Now that finals have passed for most of the college students on the semester schedule, I'd like to reflect on the panic that arises when students in required introductory physical science classes come to the end of a course and realize that they haven't retained anything! What is the correct approach to triaging such situations? Of course, the best way to engage with material is by answering questions that are similar to those that will be on the examination, and most professors will be kind enough to tell you what the format and types of questions will be. Generally, there are two types of questions you will find: qualitative and quantitative. I'll deal with the best way to study for each type of question in turn.   Qualitative Questions The tendency here is to think that cramming and memorizing facts is the best way to go to answer such multiple choice, free response, or essay questions on qualitative subjects. However, this is not often the case.... read more
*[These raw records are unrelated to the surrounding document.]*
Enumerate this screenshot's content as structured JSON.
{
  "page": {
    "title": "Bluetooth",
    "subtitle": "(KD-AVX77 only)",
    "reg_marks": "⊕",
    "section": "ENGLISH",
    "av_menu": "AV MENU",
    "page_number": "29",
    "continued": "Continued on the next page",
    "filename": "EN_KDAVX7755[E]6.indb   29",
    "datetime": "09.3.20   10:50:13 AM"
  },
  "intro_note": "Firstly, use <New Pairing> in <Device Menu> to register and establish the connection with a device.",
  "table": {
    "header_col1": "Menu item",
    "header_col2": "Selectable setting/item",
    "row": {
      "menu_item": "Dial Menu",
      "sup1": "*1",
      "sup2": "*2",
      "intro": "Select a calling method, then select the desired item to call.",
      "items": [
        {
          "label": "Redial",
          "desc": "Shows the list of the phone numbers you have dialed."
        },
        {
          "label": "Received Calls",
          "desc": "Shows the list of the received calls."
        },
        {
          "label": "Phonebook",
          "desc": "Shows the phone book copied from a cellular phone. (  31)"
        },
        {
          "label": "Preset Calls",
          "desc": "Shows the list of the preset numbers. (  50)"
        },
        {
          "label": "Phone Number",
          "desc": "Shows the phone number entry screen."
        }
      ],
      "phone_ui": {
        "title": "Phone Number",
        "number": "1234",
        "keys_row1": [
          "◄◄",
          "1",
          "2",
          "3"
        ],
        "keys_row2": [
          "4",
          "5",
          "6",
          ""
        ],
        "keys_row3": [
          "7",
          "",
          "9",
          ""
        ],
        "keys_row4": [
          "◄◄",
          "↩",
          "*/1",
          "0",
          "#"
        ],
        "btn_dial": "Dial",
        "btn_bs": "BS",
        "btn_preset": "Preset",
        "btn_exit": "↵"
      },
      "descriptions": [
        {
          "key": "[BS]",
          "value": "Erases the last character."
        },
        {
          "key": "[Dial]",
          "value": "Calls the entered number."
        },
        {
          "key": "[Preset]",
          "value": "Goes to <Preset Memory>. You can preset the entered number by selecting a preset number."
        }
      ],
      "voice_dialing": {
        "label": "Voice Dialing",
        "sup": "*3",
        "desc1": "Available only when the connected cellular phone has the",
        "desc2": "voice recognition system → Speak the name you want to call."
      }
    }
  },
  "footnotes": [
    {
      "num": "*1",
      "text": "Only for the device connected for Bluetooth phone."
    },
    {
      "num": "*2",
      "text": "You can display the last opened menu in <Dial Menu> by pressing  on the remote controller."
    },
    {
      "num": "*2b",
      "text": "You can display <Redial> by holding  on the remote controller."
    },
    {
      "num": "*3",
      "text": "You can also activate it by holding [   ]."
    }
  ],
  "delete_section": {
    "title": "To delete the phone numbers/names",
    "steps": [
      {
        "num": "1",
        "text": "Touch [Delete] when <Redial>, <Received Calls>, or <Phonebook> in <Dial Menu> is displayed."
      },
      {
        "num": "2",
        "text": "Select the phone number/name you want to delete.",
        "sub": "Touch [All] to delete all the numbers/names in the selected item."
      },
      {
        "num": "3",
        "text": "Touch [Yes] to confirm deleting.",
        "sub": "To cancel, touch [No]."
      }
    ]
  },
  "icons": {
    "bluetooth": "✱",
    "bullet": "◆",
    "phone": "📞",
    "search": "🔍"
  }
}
A lot of my students always wonder.  Why is Chemistry so hard?  Why is Chemistry important? A teacher that I look up to once told me there is no higher road to learning.  There is no way around learning science other than practice, practice, practice.  Make sure that you are employing problem solving skills.  When you approach a problem, one technique that I always use is to write down all the information that I can gather from the text body of the problem.  And then write down what the question is asking for.  This will always give you a hint as to which formula to use.  This works with Chemistry, Physics, Math and a innumerous other scientific subjects. Is Chemistry really hard?  Yes it is.  It is a narrow road that Medical Schools and the like use to "weed out" their students.  Why Chemistry, you say?  The problem-solving technique that you use to approach Chemistry problems is the same problem-solving... read more